- DIRECTIONS FOR THIS TASK -
Search the records below for "label" and copy every line it turns up in.

- RECORDS PROVIDED -
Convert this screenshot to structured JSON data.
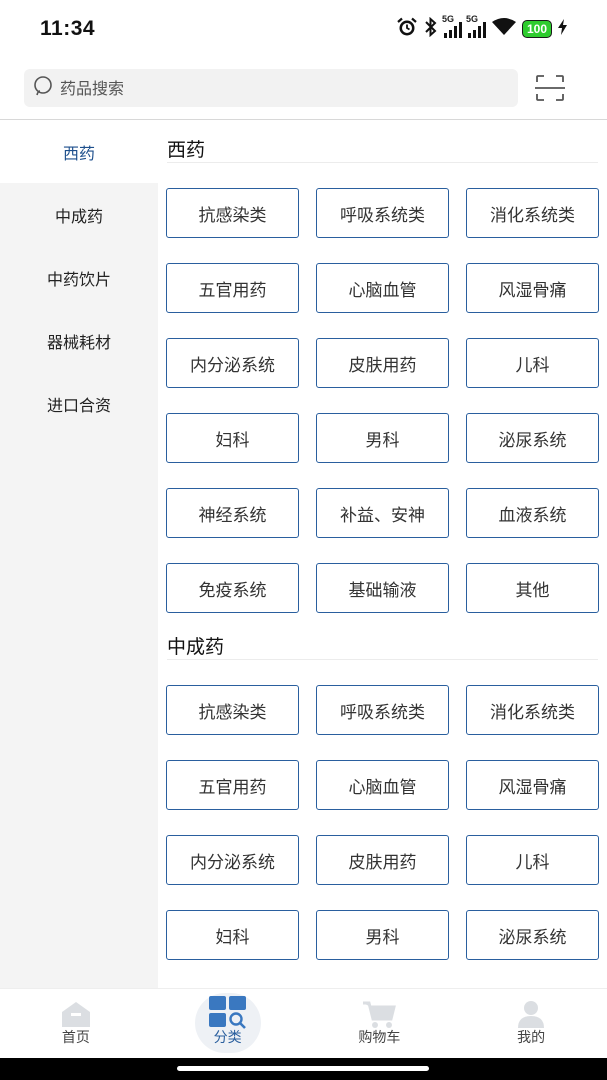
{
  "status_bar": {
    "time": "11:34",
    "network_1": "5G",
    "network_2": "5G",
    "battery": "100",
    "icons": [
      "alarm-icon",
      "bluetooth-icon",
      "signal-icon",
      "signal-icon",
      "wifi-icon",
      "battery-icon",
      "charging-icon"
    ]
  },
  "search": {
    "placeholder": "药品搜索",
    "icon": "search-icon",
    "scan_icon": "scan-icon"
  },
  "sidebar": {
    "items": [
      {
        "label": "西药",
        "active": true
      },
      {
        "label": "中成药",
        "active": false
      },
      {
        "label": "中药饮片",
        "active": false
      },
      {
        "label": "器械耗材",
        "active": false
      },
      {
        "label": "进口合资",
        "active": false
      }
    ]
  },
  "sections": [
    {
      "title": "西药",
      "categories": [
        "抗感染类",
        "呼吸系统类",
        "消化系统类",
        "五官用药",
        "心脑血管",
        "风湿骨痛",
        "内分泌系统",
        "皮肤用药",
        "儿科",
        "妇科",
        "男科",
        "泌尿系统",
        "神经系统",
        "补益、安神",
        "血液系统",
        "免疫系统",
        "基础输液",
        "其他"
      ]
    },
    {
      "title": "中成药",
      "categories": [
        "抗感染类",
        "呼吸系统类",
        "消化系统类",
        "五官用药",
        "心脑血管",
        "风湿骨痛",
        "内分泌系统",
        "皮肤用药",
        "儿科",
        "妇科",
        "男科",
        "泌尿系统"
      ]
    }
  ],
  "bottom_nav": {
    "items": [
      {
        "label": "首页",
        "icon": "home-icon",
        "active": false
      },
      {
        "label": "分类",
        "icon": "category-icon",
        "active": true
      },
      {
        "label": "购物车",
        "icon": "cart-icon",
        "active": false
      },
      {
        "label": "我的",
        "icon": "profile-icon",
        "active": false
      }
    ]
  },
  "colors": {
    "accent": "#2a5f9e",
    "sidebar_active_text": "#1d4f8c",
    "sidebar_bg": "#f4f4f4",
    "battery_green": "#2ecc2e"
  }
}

- TASK SOLUTION -
        "label": "西药",
        "label": "中成药",
        "label": "中药饮片",
        "label": "器械耗材",
        "label": "进口合资",
        "label": "首页",
        "label": "分类",
        "label": "购物车",
        "label": "我的",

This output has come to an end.